Jackson’s presidency was also marked by economic policies and banking controversies. He was a strong opponent of the national bank, which he saw as an institution that benefited the wealthy at the expense of the working class. To this end, he vetoed a bill to renew the national bank’s charter in 1832.Jackson’s opposition to the national bank led to a banking crisis, however. Without the oversight and stability provided by the national bank, the US economy was vulnerable to financial instability. This crisis had lasting effects on the country and is still studied today by economists and historians.
The Nullification Crisis and States’ Rights

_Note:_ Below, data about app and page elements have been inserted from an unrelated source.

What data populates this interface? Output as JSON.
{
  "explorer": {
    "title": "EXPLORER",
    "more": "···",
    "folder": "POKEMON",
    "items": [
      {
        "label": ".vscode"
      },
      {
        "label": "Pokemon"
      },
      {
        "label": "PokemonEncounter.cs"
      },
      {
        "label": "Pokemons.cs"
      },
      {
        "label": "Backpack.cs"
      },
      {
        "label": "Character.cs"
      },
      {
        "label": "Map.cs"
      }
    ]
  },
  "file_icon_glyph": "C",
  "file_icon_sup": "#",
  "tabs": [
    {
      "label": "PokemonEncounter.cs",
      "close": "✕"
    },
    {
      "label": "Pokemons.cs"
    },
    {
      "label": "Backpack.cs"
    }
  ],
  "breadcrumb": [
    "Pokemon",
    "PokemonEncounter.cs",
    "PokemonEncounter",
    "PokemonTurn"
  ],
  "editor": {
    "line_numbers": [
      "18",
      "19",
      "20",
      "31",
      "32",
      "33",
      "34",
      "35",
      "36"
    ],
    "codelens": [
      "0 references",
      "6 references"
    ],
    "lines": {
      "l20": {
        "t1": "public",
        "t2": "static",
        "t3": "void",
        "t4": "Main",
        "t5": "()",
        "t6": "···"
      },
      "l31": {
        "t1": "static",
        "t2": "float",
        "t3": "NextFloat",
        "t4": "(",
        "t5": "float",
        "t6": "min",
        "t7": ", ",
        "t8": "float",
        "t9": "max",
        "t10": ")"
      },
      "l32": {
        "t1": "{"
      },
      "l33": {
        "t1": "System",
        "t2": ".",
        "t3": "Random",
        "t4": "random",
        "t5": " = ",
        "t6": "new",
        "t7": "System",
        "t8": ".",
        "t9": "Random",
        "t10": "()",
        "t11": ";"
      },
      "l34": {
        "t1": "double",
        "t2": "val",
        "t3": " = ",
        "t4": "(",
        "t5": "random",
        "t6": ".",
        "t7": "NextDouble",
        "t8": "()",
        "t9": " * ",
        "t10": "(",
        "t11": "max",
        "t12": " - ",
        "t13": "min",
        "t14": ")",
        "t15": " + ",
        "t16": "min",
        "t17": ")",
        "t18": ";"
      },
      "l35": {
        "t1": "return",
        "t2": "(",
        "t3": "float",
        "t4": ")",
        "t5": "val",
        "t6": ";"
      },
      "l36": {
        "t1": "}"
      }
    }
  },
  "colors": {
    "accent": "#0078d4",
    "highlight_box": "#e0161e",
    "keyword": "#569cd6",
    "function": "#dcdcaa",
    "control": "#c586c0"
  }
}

Finally, Jackson’s presidency was marked by the Nullification crisis, which pitted states’ rights against federal authority. South Carolina, which was opposed to tariffs that it saw as unfairly benefiting northern states, threatened to nullify federal law. Jackson responded with force, threatening to use military force to enforce federal authority.The Nullification crisis highlighted the tension between states’ rights and federal authority, which has been a defining feature of American politics ever since. Jackson’s response to the crisis was controversial at the time, but it ultimately helped to establish federal authority over state power.
In conclusion, Andrew Jackson’s presidency was marked by both democratic and undemocratic policies. His commitment to expanding suffrage and voting rights was admirable, but his treatment of Native Americans and his support for states’ rights were deeply troubling. Nonetheless, his presidency had a profound impact on American politics, shaping our understanding of democracy, individual liberty, and the role of the executive branch. Today, we continue to grapple with the legacies of Jackson’s presidency and the challenges of building a truly democratic society.
People Also Ask: How Democratic Was Andrew Jackson DBQ?
Who was Andrew Jackson?
Andrew Jackson was the seventh president of the United States, serving from 1829 to 1837. He was known as a controversial figure due to his policies, including Indian removal and the use of the spoils system.
What is the DBQ about?
The DBQ (Document-Based Question) is a type of essay question found on the AP U.S. History exam. It asks students to analyze primary source documents and write an essay based on a prompt. The prompt for this particular DBQ is about Andrew Jackson’s presidency and whether or not it was democratic.
What are the arguments for Jackson being democratic?
- Jackson expanded voting rights to include more white males, making the government more representative of the people.
- He vetoed the Second Bank of the United States, which he believed was not accountable to the people.
- Jackson believed in the idea of popular sovereignty, where the people have the final say in government decisions.
What are the arguments against Jackson being democratic?
- Jackson supported slavery and the removal of Native Americans from their land, which goes against the principles of democracy and equality.
- He used the spoils system to reward his political supporters, regardless of their qualifications for the job.
- Jackson’s use of executive power was seen by some as an abuse of power and a threat to the balance of power between the three branches of government.
So, how democratic was Andrew Jackson?
The answer to this question is still debated among historians. While Jackson did expand voting rights and believed in the power of the people, his actions towards marginalized groups and his use of executive power raise questions about the true nature of his presidency. Ultimately, whether or not Jackson’s presidency was truly democratic depends on one’s definition of democracy and their interpretation of his policies.